The character that comes closest to achieving public prominence is Teddy, the ten year old prodigy. The world's major universities interview him, tapes of his mediational thoughts are played at parties, and he corresponds with many distinguished professors. Even though he has a cult falling, Teddy is oblivious to the world. He is dressed in a tattered shirt that's too big for him, coupled with nonmatching pants; he attempts to avoid conversation by choosing an isolated seat. He is fascinated by the orange peels floating out the 'window', and feels no need to correctly refer to his looking spot as a 'portal'. Through meditation, Teddy has achieved peace with himself, and has no need for the world's knowledge. His philosophy entails the deletion of all knowledge to achieve a greater state of consciousness where a square is not necessarily a square. He has fought and won the war against the world, and rejoices the opportunity to leave the battlefield.

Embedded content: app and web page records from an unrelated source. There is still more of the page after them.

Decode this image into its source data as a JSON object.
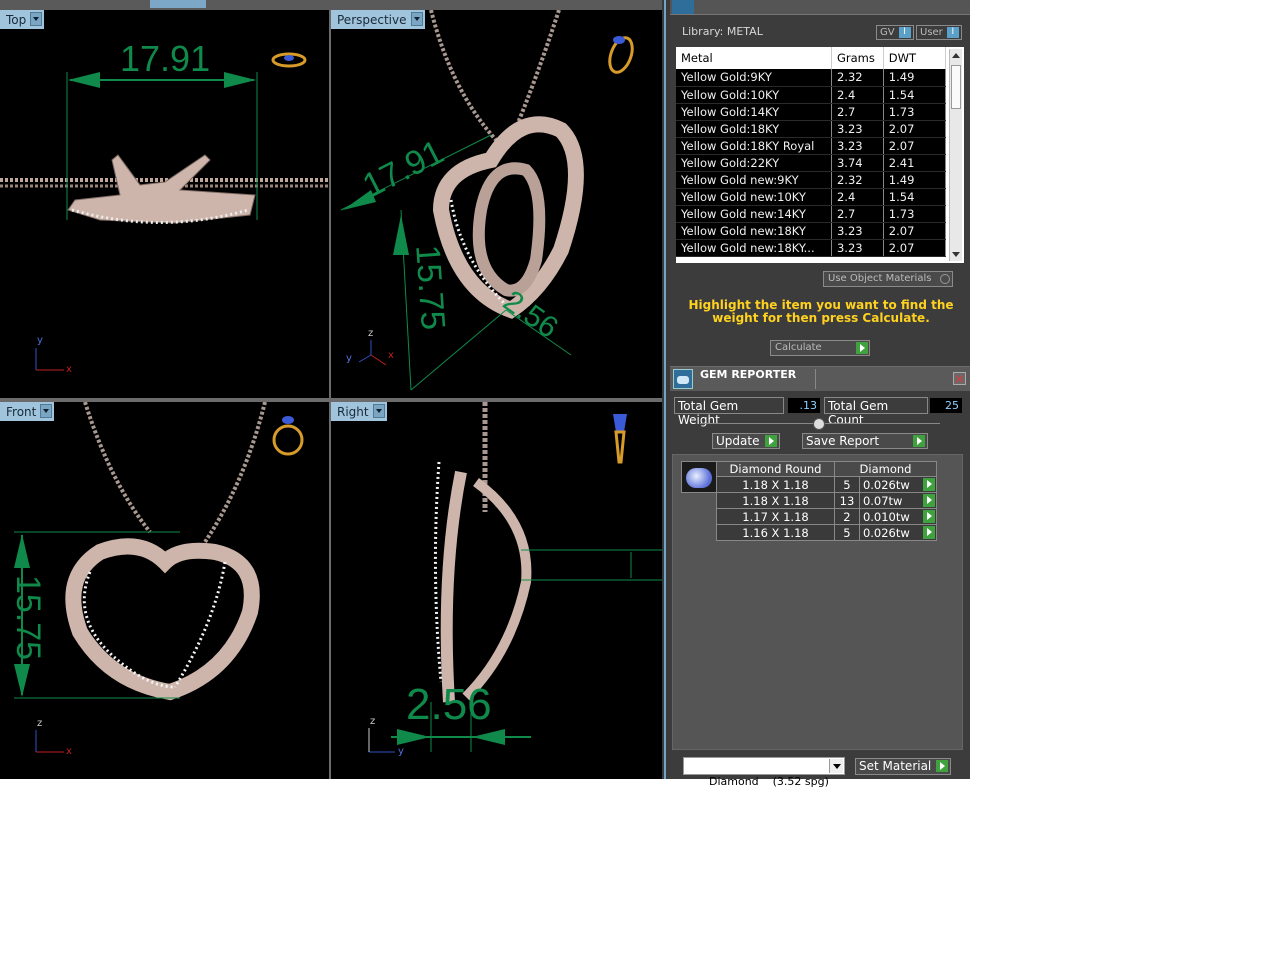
{
  "viewports": {
    "top": {
      "label": "Top",
      "dim": "17.91"
    },
    "perspective": {
      "label": "Perspective",
      "dim_a": "17.91",
      "dim_b": "15.75",
      "dim_c": "2.56"
    },
    "front": {
      "label": "Front",
      "dim": "15.75"
    },
    "right": {
      "label": "Right",
      "dim": "2.56"
    }
  },
  "axes": {
    "x": "x",
    "y": "y",
    "z": "z"
  },
  "metal_panel": {
    "library_label": "Library: METAL",
    "toggle_gv": "GV",
    "toggle_user": "User",
    "toggle_indicator": "I",
    "columns": [
      "Metal",
      "Grams",
      "DWT"
    ],
    "rows": [
      [
        "Yellow Gold:9KY",
        "2.32",
        "1.49"
      ],
      [
        "Yellow Gold:10KY",
        "2.4",
        "1.54"
      ],
      [
        "Yellow Gold:14KY",
        "2.7",
        "1.73"
      ],
      [
        "Yellow Gold:18KY",
        "3.23",
        "2.07"
      ],
      [
        "Yellow Gold:18KY Royal",
        "3.23",
        "2.07"
      ],
      [
        "Yellow Gold:22KY",
        "3.74",
        "2.41"
      ],
      [
        "Yellow Gold new:9KY",
        "2.32",
        "1.49"
      ],
      [
        "Yellow Gold new:10KY",
        "2.4",
        "1.54"
      ],
      [
        "Yellow Gold new:14KY",
        "2.7",
        "1.73"
      ],
      [
        "Yellow Gold new:18KY",
        "3.23",
        "2.07"
      ],
      [
        "Yellow Gold new:18KY...",
        "3.23",
        "2.07"
      ]
    ],
    "use_object_materials": "Use Object Materials",
    "hint": "Highlight the item you want to find the weight for then press Calculate.",
    "calculate": "Calculate"
  },
  "gem_reporter": {
    "title": "GEM REPORTER",
    "total_weight_label": "Total Gem Weight",
    "total_weight_value": ".13",
    "total_count_label": "Total Gem Count",
    "total_count_value": "25",
    "update_label": "Update",
    "save_report_label": "Save Report",
    "columns": [
      "Diamond Round",
      "Diamond"
    ],
    "rows": [
      [
        "1.18 X 1.18",
        "5",
        "0.026tw"
      ],
      [
        "1.18 X 1.18",
        "13",
        "0.07tw"
      ],
      [
        "1.17 X 1.18",
        "2",
        "0.010tw"
      ],
      [
        "1.16 X 1.18",
        "5",
        "0.026tw"
      ]
    ],
    "material_select": "Diamond    (3.52 spg)",
    "set_material_label": "Set Material"
  }
}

Similarly, Holden Caufield was fighting his own war. Throughout Catcher in the Rye, Caufield figuratively spat upon the world of sycophant conformists. However, unlike the most nonconformists, he shows a great deal of respect for true followers of organized religion. The catholic nuns he meets are among the few outsiders he respects. He feels obligated to provide them with a monetary assistance, because he realizes that they are doing what they feel they believe in, and are not 'fake' (like the man who played Christ in the Christmas pageant). In addition to disliking the actor who "couldn't wait to smoke a cigarette after he got down from the cross", Caufield despised the majority of the prep school personnel. They were phony, thrilled by there own bombastic tautology, and reluctant to impart any useful knowledge to the students. Indeed, Caufield was much like the Dead Poet's Society students: he was inspired by a few thought-provoking teachers, and thus decided to drop his sycophancy in favor of an expression of true thoughts. Unfortunately, society was unwilling to accept someone critical of its fallacies, and he was not ready to completely ostracize himself from it.
Holden's younger brother, Allie, had the strength to remove himself from the binds of society. Unlike other baseball players, who felt it was necessary to bore themselves waiting in the outfield, Allie occupied himself with poetry inscribed on his glove. In addition to meditating upon his 'baseball glove' poetry, he also pursued many other avenues of learning, and was (in Holden's eyes) a 'perfect child' before he was abruptly taken from the earth. He was probably good friends with Teddy, and felt great relief that he could be taken from the earth to join his friend in a place more fitting to their intellects. However, he probably turned over in his grave when he saw all the unknown relatives, who waited for a supposed catastrophe to pay homage to him.
Salinger's characters were constrained by the rules of society, and attempted to overcome them. Some, such as Holden, had stayed too long, and were overcome by enticing facets of society and forced to stay. Others, like Allie and Teddy, had completed their trial on earth by overcoming the uselessness of society, and were taken away.